Are your characters based off real people or did they all come entirely from your imagination? 

I’ve done both. My husband was the inspiration for Darrak, especially in the beginning of The Lost Heir when the reader is introduced to his soda addiction and laundry habits. Other characters, such as Selantia and Anarra, are completely from my imagination.

Of all the characters you have created, which is your favorite and why? 

I would have to say that my favorite character is Jae from my short story, Redemption. I was able to get inside his mind on a deeply raw and personal level. The situation he is in puts him in an extremely vulnerable state, both mentally and physically, yet there is an air of tenacity about him. Despite the deplorable actions performed against him, he still has compassion for others and a willingness to put the lives of others before his own. I actually find him to be quite inspirational.

What is the biggest surprise that you experienced after becoming a writer? 

The thing I continually find to be surprising is that I do not experience a sense of completion when a project is finished. So far, I have written two books and four short stories. When each one was completed, I experienced a great sense of pride and accomplishment, then immediately thought, Now, I can begin editing and work on the sequel to this or finish that… Though, I suppose that’s the great thing about being a writer. I won’t ever be done.

Is there any particular author or book that influenced you either growing up or as an adult? 

Terry Brooks was my first introduction to fantasy, and I am still a huge fan of his writing.
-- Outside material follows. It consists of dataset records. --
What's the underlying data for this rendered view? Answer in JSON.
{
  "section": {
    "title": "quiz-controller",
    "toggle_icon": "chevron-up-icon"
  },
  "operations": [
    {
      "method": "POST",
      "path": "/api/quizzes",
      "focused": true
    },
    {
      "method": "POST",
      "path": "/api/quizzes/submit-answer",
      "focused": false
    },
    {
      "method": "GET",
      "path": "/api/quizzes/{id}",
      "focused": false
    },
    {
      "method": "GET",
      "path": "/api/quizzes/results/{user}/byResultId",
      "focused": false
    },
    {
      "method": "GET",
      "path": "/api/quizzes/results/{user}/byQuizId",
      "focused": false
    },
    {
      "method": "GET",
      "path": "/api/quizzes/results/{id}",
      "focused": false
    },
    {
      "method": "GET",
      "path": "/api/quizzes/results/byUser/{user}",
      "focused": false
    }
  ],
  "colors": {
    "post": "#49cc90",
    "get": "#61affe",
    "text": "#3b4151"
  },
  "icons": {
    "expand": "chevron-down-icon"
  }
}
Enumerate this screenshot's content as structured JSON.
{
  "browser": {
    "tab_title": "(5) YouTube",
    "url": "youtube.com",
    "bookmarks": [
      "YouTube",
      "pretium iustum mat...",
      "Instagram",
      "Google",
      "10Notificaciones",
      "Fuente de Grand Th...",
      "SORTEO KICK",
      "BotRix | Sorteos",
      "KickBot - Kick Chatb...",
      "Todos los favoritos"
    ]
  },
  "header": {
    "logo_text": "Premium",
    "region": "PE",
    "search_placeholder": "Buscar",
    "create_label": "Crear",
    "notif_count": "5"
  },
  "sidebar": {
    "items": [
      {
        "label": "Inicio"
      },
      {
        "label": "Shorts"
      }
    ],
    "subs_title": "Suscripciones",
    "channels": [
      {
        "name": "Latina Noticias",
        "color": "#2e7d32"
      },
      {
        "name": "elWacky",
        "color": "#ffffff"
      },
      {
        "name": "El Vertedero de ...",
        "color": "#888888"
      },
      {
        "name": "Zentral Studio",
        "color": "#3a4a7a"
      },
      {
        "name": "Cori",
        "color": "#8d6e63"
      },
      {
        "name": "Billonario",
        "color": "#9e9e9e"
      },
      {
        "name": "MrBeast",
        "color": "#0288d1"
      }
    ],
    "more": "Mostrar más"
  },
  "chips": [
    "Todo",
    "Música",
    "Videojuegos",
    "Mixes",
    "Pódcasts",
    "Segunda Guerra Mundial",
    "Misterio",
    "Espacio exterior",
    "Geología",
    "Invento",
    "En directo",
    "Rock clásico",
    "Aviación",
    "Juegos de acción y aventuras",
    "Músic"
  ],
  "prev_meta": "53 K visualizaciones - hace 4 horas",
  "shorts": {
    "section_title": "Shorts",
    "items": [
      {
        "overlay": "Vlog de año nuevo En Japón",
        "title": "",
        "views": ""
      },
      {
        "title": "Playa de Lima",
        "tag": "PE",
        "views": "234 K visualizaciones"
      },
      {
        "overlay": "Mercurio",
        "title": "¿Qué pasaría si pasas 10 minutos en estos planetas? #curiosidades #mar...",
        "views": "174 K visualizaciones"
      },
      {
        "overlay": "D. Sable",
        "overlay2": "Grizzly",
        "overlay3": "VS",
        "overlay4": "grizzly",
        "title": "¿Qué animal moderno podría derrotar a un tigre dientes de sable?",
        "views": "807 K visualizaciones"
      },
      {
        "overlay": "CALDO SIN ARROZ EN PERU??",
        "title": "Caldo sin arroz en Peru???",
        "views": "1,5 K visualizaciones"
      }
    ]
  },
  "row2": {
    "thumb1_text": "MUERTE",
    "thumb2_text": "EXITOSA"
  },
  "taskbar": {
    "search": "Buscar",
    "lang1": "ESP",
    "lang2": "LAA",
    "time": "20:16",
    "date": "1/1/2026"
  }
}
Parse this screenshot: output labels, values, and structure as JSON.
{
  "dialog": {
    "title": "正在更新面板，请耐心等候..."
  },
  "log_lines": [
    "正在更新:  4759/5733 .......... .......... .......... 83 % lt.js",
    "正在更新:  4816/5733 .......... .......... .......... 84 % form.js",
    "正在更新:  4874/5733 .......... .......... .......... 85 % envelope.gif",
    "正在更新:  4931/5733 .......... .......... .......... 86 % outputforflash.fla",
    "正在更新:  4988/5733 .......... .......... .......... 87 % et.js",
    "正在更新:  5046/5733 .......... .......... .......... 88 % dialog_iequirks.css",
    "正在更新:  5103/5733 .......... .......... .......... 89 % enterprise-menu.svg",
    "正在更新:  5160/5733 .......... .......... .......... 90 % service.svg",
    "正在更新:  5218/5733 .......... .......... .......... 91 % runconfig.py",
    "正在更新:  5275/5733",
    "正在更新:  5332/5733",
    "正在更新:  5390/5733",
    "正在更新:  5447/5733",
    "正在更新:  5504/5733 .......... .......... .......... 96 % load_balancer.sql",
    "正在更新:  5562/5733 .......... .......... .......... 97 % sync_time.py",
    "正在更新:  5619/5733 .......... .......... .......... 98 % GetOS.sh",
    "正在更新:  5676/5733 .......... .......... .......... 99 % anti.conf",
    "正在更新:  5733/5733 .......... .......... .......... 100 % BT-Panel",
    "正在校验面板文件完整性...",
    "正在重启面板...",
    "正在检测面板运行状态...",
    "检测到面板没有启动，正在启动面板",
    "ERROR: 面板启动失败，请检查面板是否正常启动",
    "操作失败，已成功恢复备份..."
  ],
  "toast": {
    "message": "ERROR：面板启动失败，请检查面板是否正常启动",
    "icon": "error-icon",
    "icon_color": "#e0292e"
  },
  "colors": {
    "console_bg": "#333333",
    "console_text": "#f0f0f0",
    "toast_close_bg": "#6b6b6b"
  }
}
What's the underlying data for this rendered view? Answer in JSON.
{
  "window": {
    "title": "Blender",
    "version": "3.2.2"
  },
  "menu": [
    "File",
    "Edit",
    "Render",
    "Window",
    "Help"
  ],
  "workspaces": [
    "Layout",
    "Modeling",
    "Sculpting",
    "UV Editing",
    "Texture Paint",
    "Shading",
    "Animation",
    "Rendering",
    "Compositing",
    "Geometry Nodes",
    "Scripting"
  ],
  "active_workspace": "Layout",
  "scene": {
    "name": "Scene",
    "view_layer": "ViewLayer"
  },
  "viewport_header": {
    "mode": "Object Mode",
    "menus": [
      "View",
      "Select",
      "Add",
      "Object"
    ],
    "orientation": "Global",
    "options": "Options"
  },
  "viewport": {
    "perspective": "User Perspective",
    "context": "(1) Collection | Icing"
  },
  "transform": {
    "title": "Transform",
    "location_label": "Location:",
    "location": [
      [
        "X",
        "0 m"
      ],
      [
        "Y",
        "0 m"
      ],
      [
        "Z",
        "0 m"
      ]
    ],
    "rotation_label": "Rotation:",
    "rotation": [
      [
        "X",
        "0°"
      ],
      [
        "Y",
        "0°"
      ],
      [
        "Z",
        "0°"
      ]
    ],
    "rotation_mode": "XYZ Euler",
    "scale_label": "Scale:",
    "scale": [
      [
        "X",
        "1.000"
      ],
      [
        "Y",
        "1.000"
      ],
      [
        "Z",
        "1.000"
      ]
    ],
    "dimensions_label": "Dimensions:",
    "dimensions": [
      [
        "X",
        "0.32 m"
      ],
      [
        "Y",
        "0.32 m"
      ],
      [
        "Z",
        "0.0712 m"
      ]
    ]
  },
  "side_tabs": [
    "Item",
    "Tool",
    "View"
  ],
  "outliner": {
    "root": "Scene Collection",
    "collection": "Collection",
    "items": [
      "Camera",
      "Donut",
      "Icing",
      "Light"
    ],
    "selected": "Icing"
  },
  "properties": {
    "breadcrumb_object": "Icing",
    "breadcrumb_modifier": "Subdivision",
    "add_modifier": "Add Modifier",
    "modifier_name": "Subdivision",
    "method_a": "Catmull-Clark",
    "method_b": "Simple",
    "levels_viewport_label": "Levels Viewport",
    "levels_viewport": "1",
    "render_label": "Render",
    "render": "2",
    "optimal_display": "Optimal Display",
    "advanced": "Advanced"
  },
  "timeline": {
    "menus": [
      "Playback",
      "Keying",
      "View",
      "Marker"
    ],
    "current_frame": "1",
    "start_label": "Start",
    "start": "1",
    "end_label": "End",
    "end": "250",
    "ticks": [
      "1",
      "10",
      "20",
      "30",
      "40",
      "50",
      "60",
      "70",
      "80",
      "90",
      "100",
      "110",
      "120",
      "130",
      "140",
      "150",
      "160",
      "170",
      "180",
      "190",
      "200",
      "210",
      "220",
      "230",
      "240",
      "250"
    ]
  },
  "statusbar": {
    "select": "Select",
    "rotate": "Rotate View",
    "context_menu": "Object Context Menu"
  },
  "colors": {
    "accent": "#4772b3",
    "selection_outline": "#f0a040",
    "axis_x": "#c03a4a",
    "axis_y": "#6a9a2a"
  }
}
His Shannara series is what got me hooked to the genre and prompted me to hunt for other fantasy authors. Philip Pullman is another author I read when I was younger, and I still think about his writing to this day.

Do you have a day job in addition to being a writer?  If so, what do you do during the day?  

I do not. I used to teach private cello, piano, and violin lessons, but I stopped that so I could focus on my writing.

What is your favorite writing tip or quote? 

Do not write to conform to society. Be honest, and be yourself.

Tell us a little about your plans for the future.  Do you have any other books in the works? 

The Lost Heir is the first book in The Dragonath Chronicles. I have begun work on the second book, Awakening, and have loose plans for 2 other books in the series. I recently finished another fantasy novel titled Silevethiel. It is also the first book in a series, so I will begin writing book 2 in the not so distant future. I also have plans to expand one of my short stories into a novel, but that keeps getting pushed further down on my list.


Where can we find you online? 

Barnes & Noble